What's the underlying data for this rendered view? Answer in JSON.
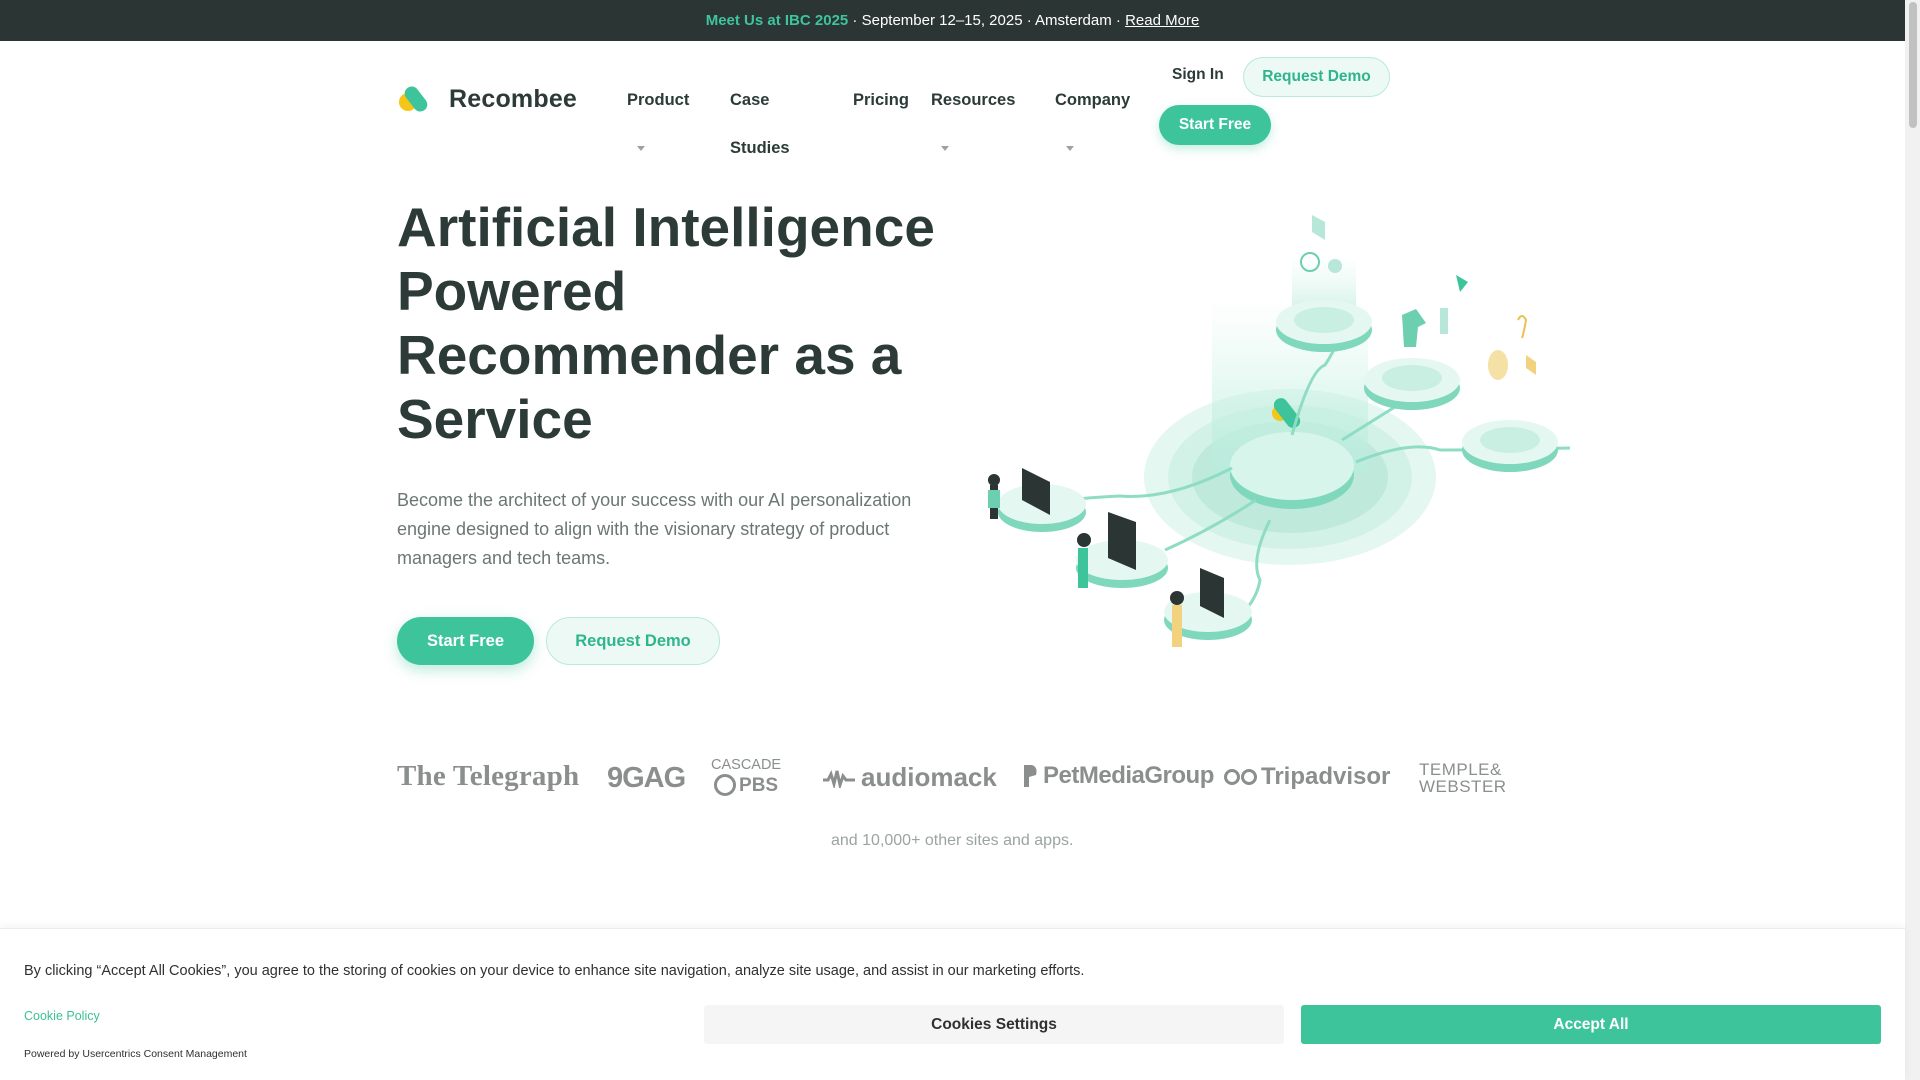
{
  "announcement": {
    "highlight": "Meet Us at IBC 2025",
    "details": " · September 12–15, 2025 · Amsterdam · ",
    "link_label": "Read More"
  },
  "header": {
    "logo_text": "Recombee",
    "nav": {
      "product": "Product",
      "case_line1": "Case",
      "case_line2": "Studies",
      "pricing": "Pricing",
      "resources": "Resources",
      "company": "Company"
    },
    "sign_in": "Sign In",
    "request_demo": "Request Demo",
    "start_free": "Start Free"
  },
  "hero": {
    "title": "Artificial Intelligence Powered Recommender as a Service",
    "subtitle": "Become the architect of your success with our AI personalization engine designed to align with the visionary strategy of product managers and tech teams.",
    "start_free": "Start Free",
    "request_demo": "Request Demo"
  },
  "clients": {
    "logos": {
      "telegraph": "The Telegraph",
      "ninegag": "9GAG",
      "cascade": "CASCADE",
      "pbs": "PBS",
      "audiomack": "audiomack",
      "petmedia": "PetMediaGroup",
      "tripadvisor": "Tripadvisor",
      "temple1": "TEMPLE&",
      "temple2": "WEBSTER"
    },
    "others": "and 10,000+ other sites and apps."
  },
  "cookie": {
    "text": "By clicking “Accept All Cookies”, you agree to the storing of cookies on your device to enhance site navigation, analyze site usage, and assist in our marketing efforts.",
    "policy": "Cookie Policy",
    "powered": "Powered by Usercentrics Consent Management",
    "settings": "Cookies Settings",
    "accept": "Accept All"
  },
  "colors": {
    "brand_green": "#3ec49b",
    "dark_text": "#2c3a38",
    "announcement_bg": "#2b3533",
    "logo_yellow": "#f5c518"
  }
}
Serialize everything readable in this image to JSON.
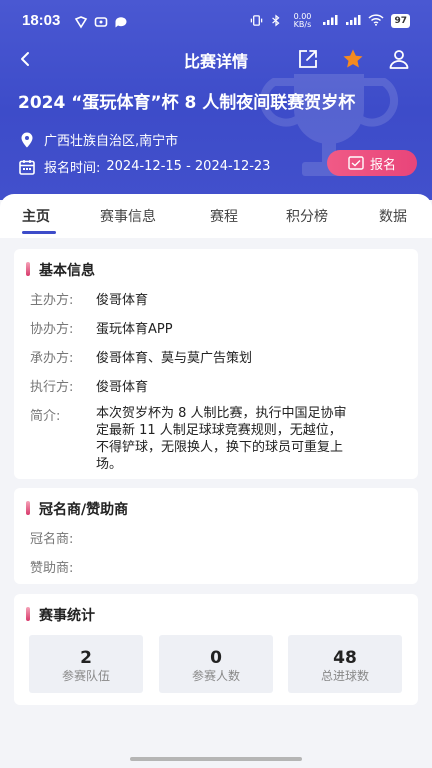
{
  "status_bar": {
    "time": "18:03",
    "net_speed": "0.00 KB/s",
    "signal": "4G",
    "battery": "97"
  },
  "nav": {
    "title": "比赛详情"
  },
  "match": {
    "title": "2024 “蛋玩体育”杯 8 人制夜间联赛贺岁杯",
    "location": "广西壮族自治区,南宁市",
    "reg_label": "报名时间:",
    "reg_range": "2024-12-15 - 2024-12-23",
    "signup_label": "报名"
  },
  "tabs": [
    {
      "label": "主页",
      "active": true
    },
    {
      "label": "赛事信息"
    },
    {
      "label": "赛程"
    },
    {
      "label": "积分榜"
    },
    {
      "label": "数据"
    }
  ],
  "basic_info": {
    "title": "基本信息",
    "rows": [
      {
        "label": "主办方:",
        "value": "俊哥体育"
      },
      {
        "label": "协办方:",
        "value": "蛋玩体育APP"
      },
      {
        "label": "承办方:",
        "value": "俊哥体育、莫与莫广告策划"
      },
      {
        "label": "执行方:",
        "value": "俊哥体育"
      }
    ],
    "intro_label": "简介:",
    "intro_lines": [
      "本次贺岁杯为 8 人制比赛，执行中国足协审",
      "定最新 11 人制足球球竞赛规则，无越位，",
      "不得铲球，无限换人，换下的球员可重复上",
      "场。"
    ]
  },
  "sponsors": {
    "title": "冠名商/赞助商",
    "rows": [
      {
        "label": "冠名商:",
        "value": ""
      },
      {
        "label": "赞助商:",
        "value": ""
      }
    ]
  },
  "stats": {
    "title": "赛事统计",
    "items": [
      {
        "value": "2",
        "label": "参赛队伍"
      },
      {
        "value": "0",
        "label": "参赛人数"
      },
      {
        "value": "48",
        "label": "总进球数"
      }
    ]
  },
  "colors": {
    "header": "#3d4cc9",
    "accent_pink": "#e8457a",
    "page_bg": "#f3f4f8"
  }
}
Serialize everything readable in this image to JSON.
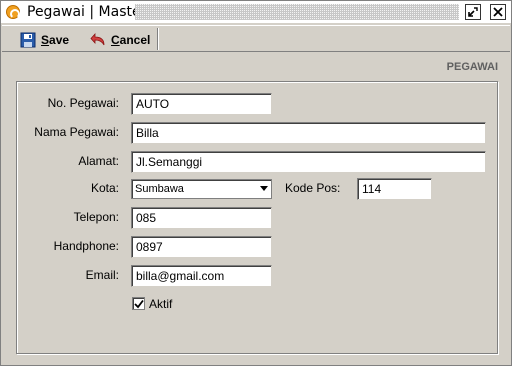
{
  "window": {
    "title": "Pegawai | Master",
    "app_icon": "app-logo-icon",
    "restore_icon": "restore-icon",
    "close_icon": "close-icon"
  },
  "toolbar": {
    "save_label": "Save",
    "save_icon": "floppy-disk-icon",
    "cancel_label": "Cancel",
    "cancel_icon": "undo-arrow-icon"
  },
  "section_label": "PEGAWAI",
  "form": {
    "no_pegawai": {
      "label": "No. Pegawai:",
      "value": "AUTO"
    },
    "nama_pegawai": {
      "label": "Nama Pegawai:",
      "value": "Billa"
    },
    "alamat": {
      "label": "Alamat:",
      "value": "Jl.Semanggi"
    },
    "kota": {
      "label": "Kota:",
      "value": "Sumbawa"
    },
    "kode_pos": {
      "label": "Kode Pos:",
      "value": "114"
    },
    "telepon": {
      "label": "Telepon:",
      "value": "085"
    },
    "handphone": {
      "label": "Handphone:",
      "value": "0897"
    },
    "email": {
      "label": "Email:",
      "value": "billa@gmail.com"
    },
    "aktif": {
      "label": "Aktif",
      "checked": true
    }
  }
}
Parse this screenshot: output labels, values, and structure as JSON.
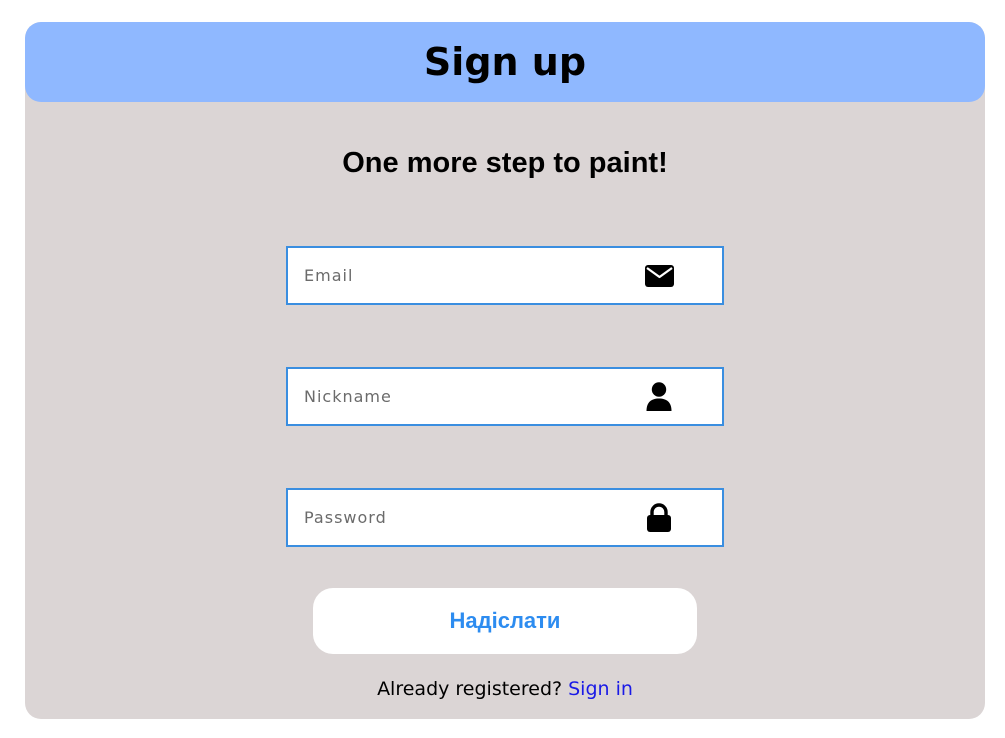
{
  "header": {
    "title": "Sign up"
  },
  "subtitle": "One more step to paint!",
  "form": {
    "email": {
      "placeholder": "Email",
      "value": "",
      "icon": "envelope-icon"
    },
    "nickname": {
      "placeholder": "Nickname",
      "value": "",
      "icon": "user-icon"
    },
    "password": {
      "placeholder": "Password",
      "value": "",
      "icon": "lock-icon"
    },
    "submit_label": "Надіслати"
  },
  "footer": {
    "prompt": "Already registered?",
    "link_label": "Sign in"
  },
  "colors": {
    "header_bg": "#8fb8ff",
    "card_bg": "#dbd5d5",
    "field_border": "#3a8ee0",
    "button_text": "#2d8cf0",
    "link": "#1a1ae6"
  }
}
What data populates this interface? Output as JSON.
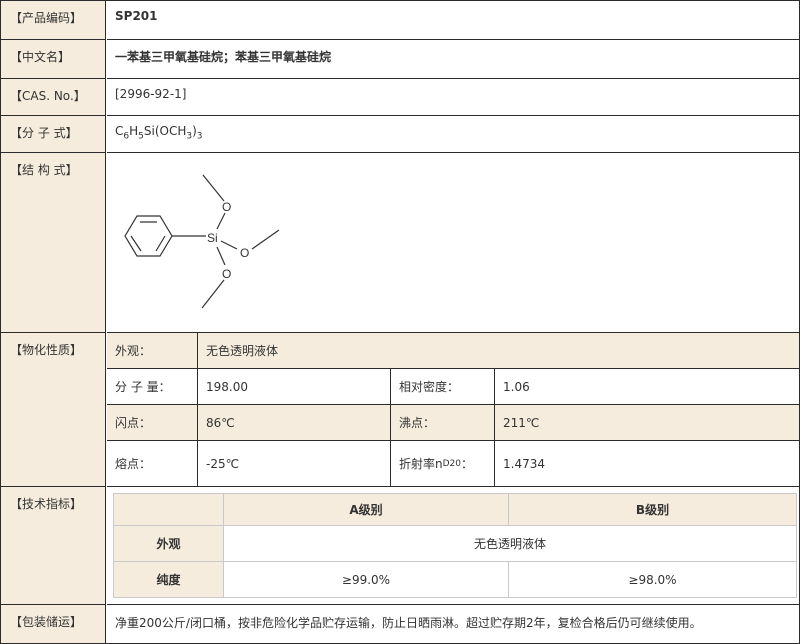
{
  "rows": {
    "code": {
      "label": "【产品编码】",
      "value": "SP201"
    },
    "cn_name": {
      "label": "【中文名】",
      "value": "一苯基三甲氧基硅烷；苯基三甲氧基硅烷"
    },
    "cas": {
      "label": "【CAS. No.】",
      "value": "[2996-92-1]"
    },
    "formula": {
      "label": "【分 子 式】",
      "parts": [
        "C",
        "6",
        "H",
        "5",
        "Si(OCH",
        "3",
        ")",
        "3"
      ]
    },
    "structure": {
      "label": "【结 构 式】",
      "atoms": {
        "si": "Si",
        "o": "O"
      }
    },
    "props": {
      "label": "【物化性质】",
      "appearance_label": "外观：",
      "appearance_value": "无色透明液体",
      "mw_label": "分 子 量：",
      "mw_value": "198.00",
      "density_label": "相对密度：",
      "density_value": "1.06",
      "flash_label": "闪点：",
      "flash_value": "86℃",
      "boil_label": "沸点：",
      "boil_value": "211℃",
      "melt_label": "熔点：",
      "melt_value": "-25℃",
      "ri_label_pre": "折射率n",
      "ri_sub": "D",
      "ri_sup": "20",
      "ri_label_post": "：",
      "ri_value": "1.4734"
    },
    "spec": {
      "label": "【技术指标】",
      "col_a": "A级别",
      "col_b": "B级别",
      "row1_label": "外观",
      "row1_value": "无色透明液体",
      "row2_label": "纯度",
      "row2_a": "≥99.0%",
      "row2_b": "≥98.0%"
    },
    "package": {
      "label": "【包装储运】",
      "value": "净重200公斤/闭口桶，按非危险化学品贮存运输，防止日晒雨淋。超过贮存期2年，复检合格后仍可继续使用。"
    }
  },
  "colors": {
    "label_bg": "#f6ecdd",
    "border": "#2b2b2b",
    "inner_border": "#c9c9c9"
  }
}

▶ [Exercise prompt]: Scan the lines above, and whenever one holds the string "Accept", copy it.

▶ [Exercise response]:
    "text": "By clicking “Accept All Cookies”, you agree to the storing of cookies on your device to enhance site navigation, analyze site usage, and assist in our marketing efforts.",
    "accept": "Accept All"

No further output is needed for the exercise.